• ACTIVITY: Using the listing below, return every line that includes "válida".

• EXERCISE INPUT:
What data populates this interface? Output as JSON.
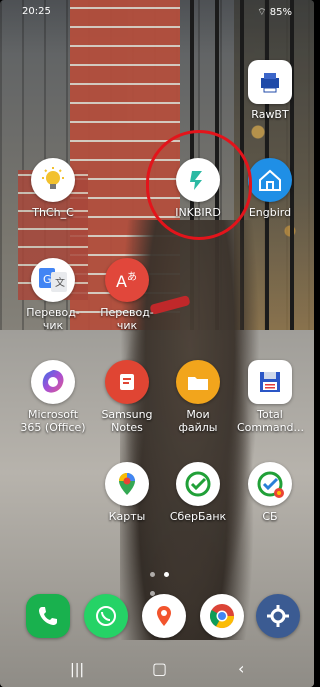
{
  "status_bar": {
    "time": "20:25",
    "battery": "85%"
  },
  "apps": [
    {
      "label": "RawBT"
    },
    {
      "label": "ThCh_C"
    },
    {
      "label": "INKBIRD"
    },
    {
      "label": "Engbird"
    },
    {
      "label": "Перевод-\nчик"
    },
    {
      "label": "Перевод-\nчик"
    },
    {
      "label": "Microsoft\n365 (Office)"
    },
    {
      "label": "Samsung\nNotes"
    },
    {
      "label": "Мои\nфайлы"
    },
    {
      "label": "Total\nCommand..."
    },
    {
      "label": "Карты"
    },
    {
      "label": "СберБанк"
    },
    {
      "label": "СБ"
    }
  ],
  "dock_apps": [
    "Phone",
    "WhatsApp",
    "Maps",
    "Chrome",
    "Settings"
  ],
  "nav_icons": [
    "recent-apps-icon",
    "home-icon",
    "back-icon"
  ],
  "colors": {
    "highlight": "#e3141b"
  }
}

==

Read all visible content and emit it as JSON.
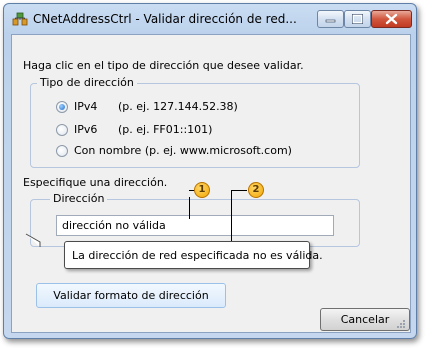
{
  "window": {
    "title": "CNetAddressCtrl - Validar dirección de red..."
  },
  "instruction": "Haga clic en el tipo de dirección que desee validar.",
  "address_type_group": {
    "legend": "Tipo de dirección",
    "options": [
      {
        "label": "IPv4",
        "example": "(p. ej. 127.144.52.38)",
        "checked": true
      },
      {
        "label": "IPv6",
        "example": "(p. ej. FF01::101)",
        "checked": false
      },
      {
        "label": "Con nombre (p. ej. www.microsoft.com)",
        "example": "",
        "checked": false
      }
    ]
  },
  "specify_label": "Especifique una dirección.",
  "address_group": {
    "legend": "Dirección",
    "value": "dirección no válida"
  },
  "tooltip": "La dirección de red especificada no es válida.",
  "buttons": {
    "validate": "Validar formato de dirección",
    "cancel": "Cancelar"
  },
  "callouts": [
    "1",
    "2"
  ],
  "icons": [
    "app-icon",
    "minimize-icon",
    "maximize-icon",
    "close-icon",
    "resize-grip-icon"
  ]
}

• REPLY:
    "value": "dirección no válida"
  "tooltip": "La dirección de red especificada no es válida.",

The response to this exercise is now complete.